    Anyways, now I need to reevaluate my strategy for getting to the subway, 14 miles from home. I may simply take the wheels off the bike before boarding and assemble the bike when inside since it will be 4 am when I leave home and the busses shouldn't be crowded. I will most likely ride the bike back home from the subway on the way back home. I saw a YouTube video of a portable foldable bike bag that could also work but it seems like overkill and extra junk to carry around.

    Let me know what you think, I will continue to post my updates and some pics if you like.
    • CommentAuthorAHRMA69
    • CommentTimeOct 4th 2013
     
    Thank you velospace community for your tips and advise, I do rely on outside help for advise since my curcle of friends isnt very bicycle savy. "Story" is real, I posted my bike locked up at my school. I have found a couple purefix bikes in the $150-$175 range and might get one. One of them was a 52 and I feel most comfortable on a 54-56. Is the 52 too small? It is $150 and comes with lights, foot straps, drop bars, bottle cage, etc. I also ordered some bull horns for commuting. Let me know what you think!
    • CommentAuthorNiflhel
    • CommentTimeOct 4th 2013 edited
     
    Posted By: Albert KernbergYou appear to be going about to this commuting thing backwards. You have this backpack full of crap, just the base load, on a track bicycle, only the drop position wrapped, with a fairly long commute. Buy a beater. Convert it, no one cares. It's your beater. Non-Racey 700c designed bicycles usually have decent sized clearances. Big tires means cushion', pot hole destroyin', curb stompin' and panty droppin'. Get yourself something other than yourself to haul your gear. Talkin' about panniers, racks, baskets, bags, sacks, anything. You'll enjoy yourself a lot more! The Jamis is a pretty sweet bicycle. Commuting is only going to beat it up and greatly increase its chances of getting stolen. Save it for Sunday/Funday rides and fair weather non-commuting joy riding.

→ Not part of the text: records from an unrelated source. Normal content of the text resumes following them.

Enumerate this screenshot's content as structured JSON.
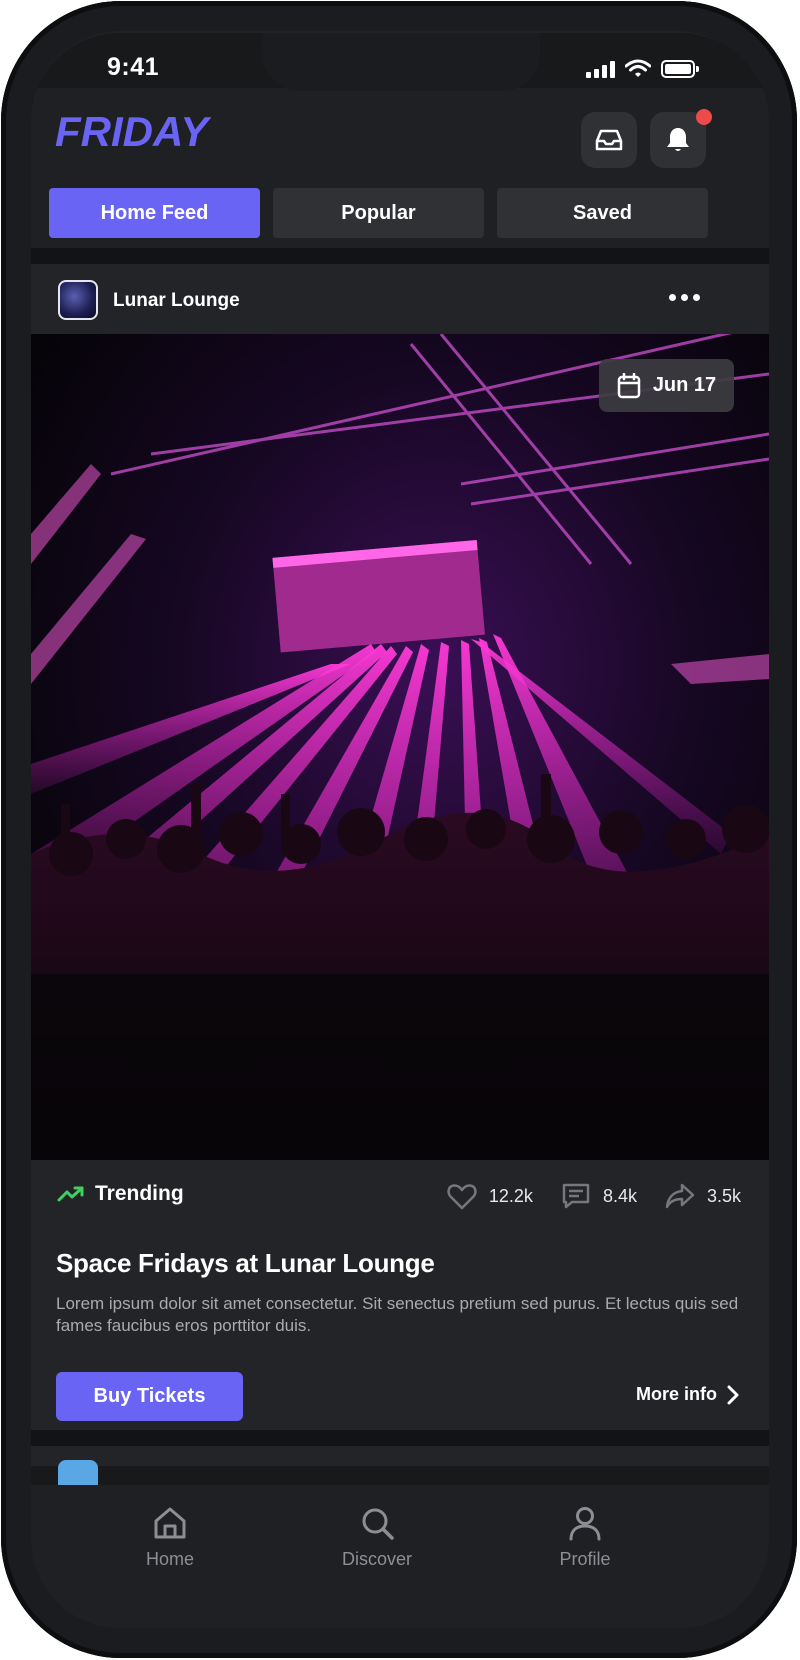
{
  "status_bar": {
    "time": "9:41"
  },
  "app": {
    "logo": "FRIDAY",
    "accent_color": "#6a64f5",
    "header_icons": [
      "inbox-icon",
      "bell-icon"
    ]
  },
  "tabs": [
    {
      "label": "Home Feed",
      "active": true
    },
    {
      "label": "Popular",
      "active": false
    },
    {
      "label": "Saved",
      "active": false
    }
  ],
  "post": {
    "author": "Lunar Lounge",
    "date": "Jun 17",
    "badge": "Trending",
    "stats": {
      "likes": "12.2k",
      "comments": "8.4k",
      "shares": "3.5k"
    },
    "title": "Space Fridays at Lunar Lounge",
    "description": "Lorem ipsum dolor sit amet consectetur. Sit senectus pretium sed purus. Et lectus quis sed fames faucibus eros porttitor duis.",
    "primary_action": "Buy Tickets",
    "secondary_action": "More info"
  },
  "bottom_nav": [
    {
      "label": "Home",
      "icon": "home-icon"
    },
    {
      "label": "Discover",
      "icon": "search-icon"
    },
    {
      "label": "Profile",
      "icon": "user-icon"
    }
  ]
}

    This is sound advice and I would add considering a bike with gears or possibly even single speed. Riding fixed day after day can be hard on the body. (in a bad way) It's just a personal preference but I love my All City Nature Boy for commuting.

    • CommentAuthorMancha150
    • CommentTimeOct 4th 2013 edited
     
    Man Niflhel I love how you have that set up. I want to do something similar with my big block once I move back to the states. My plan is to have a separate set-up with more relaxed bars and possibly a front rack. What kind of freewheel do you have? Also, how do you keep the frame protected without the paint?

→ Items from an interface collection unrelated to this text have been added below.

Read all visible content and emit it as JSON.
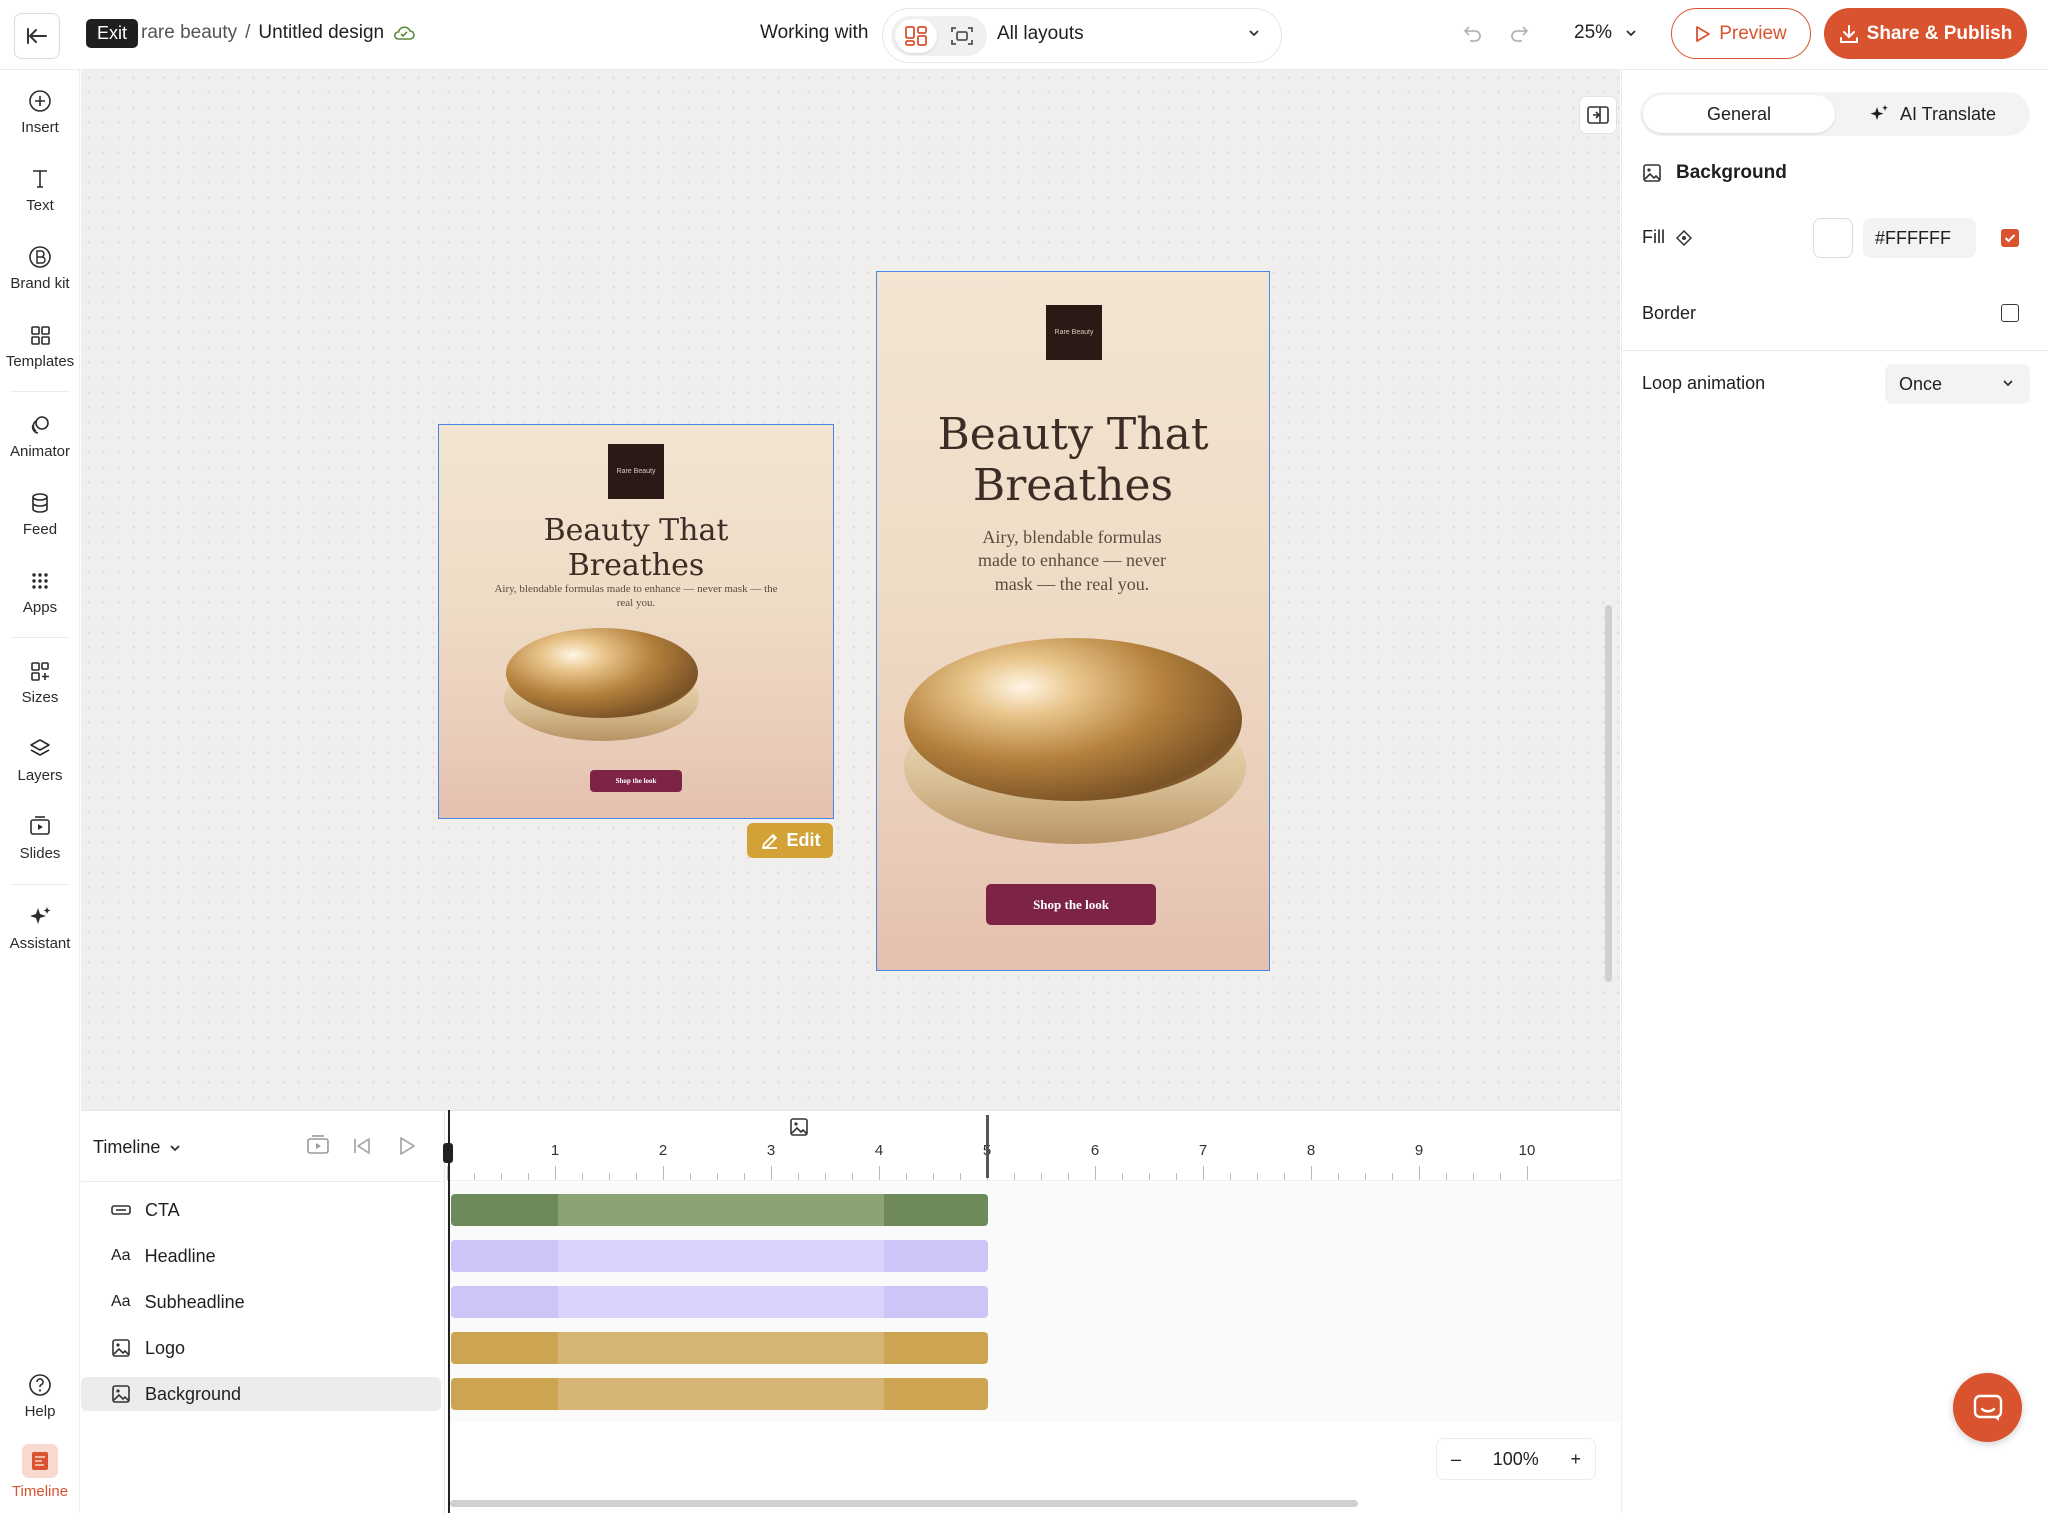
{
  "topbar": {
    "exit_label": "Exit",
    "breadcrumb_parent": "rare beauty",
    "breadcrumb_sep": "/",
    "breadcrumb_current": "Untitled design",
    "working_with": "Working with",
    "layout_select": "All layouts",
    "zoom": "25%",
    "preview_label": "Preview",
    "share_label": "Share & Publish",
    "accent_color": "#d9532e"
  },
  "leftnav": {
    "items": [
      {
        "label": "Insert",
        "icon": "plus-circle-icon"
      },
      {
        "label": "Text",
        "icon": "text-icon"
      },
      {
        "label": "Brand kit",
        "icon": "brand-kit-icon"
      },
      {
        "label": "Templates",
        "icon": "templates-icon"
      },
      {
        "label": "Animator",
        "icon": "animator-icon"
      },
      {
        "label": "Feed",
        "icon": "database-icon"
      },
      {
        "label": "Apps",
        "icon": "apps-grid-icon"
      },
      {
        "label": "Sizes",
        "icon": "sizes-icon"
      },
      {
        "label": "Layers",
        "icon": "layers-icon"
      },
      {
        "label": "Slides",
        "icon": "slides-icon"
      },
      {
        "label": "Assistant",
        "icon": "sparkle-icon"
      }
    ],
    "help_label": "Help",
    "timeline_label": "Timeline"
  },
  "canvas": {
    "square": {
      "logo": "Rare Beauty",
      "headline": "Beauty That Breathes",
      "subheadline": "Airy, blendable formulas made to enhance — never mask — the real you.",
      "cta": "Shop the look"
    },
    "portrait": {
      "logo": "Rare Beauty",
      "headline": "Beauty That Breathes",
      "subheadline": "Airy, blendable formulas made to enhance — never mask — the real you.",
      "cta": "Shop the look"
    },
    "edit_label": "Edit"
  },
  "rightpanel": {
    "tab_general": "General",
    "tab_translate": "AI Translate",
    "section_title": "Background",
    "fill_label": "Fill",
    "fill_hex": "#FFFFFF",
    "fill_enabled": true,
    "border_label": "Border",
    "border_enabled": false,
    "loop_label": "Loop animation",
    "loop_value": "Once"
  },
  "timeline": {
    "title": "Timeline",
    "ruler_ticks": [
      "1",
      "2",
      "3",
      "4",
      "5",
      "6",
      "7",
      "8",
      "9",
      "10"
    ],
    "layers": [
      {
        "name": "CTA",
        "icon": "button-icon",
        "color": "#8aa274",
        "edge_color": "#6e8a5a"
      },
      {
        "name": "Headline",
        "icon": "text-aa-icon",
        "color": "#d8d3fb",
        "edge_color": "#ccc5f7"
      },
      {
        "name": "Subheadline",
        "icon": "text-aa-icon",
        "color": "#d8d3fb",
        "edge_color": "#ccc5f7"
      },
      {
        "name": "Logo",
        "icon": "image-icon",
        "color": "#d6b574",
        "edge_color": "#cda552"
      },
      {
        "name": "Background",
        "icon": "image-icon",
        "color": "#d6b574",
        "edge_color": "#cda552"
      }
    ],
    "selected_layer": "Background",
    "zoom": "100%",
    "zoom_minus": "–",
    "zoom_plus": "+"
  }
}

    AHRMA: pay heed to what people are saying here. Commuting on a fixed gear bike that many daily miles with drop bars is really going to take a toll on you. I messed up my knees really bad riding fixed daily. If you dont like gears, get something at least with brakes so you can run single speed. I dont know anything about purefix, but you can get a single speed/fixed bike from bikesdirect for 300-400 that will do the job very well. The phantom cross uno (which allows for fatter tires) is said to be a great deal

    http://www.bikesdirect.com/products/motobecane/uno.htm

    And you can sometimes find these used on ebay for less.
    • CommentAuthorstayfed
    • CommentTimeOct 4th 2013
     
    That Raw set up is sick! I spy a White Ind Freewheel. Love mine.
 
\



velospace | about, FAQ & policies | contact | blog | status | site map
© 2005-2011 velospace. All Rights Reserved.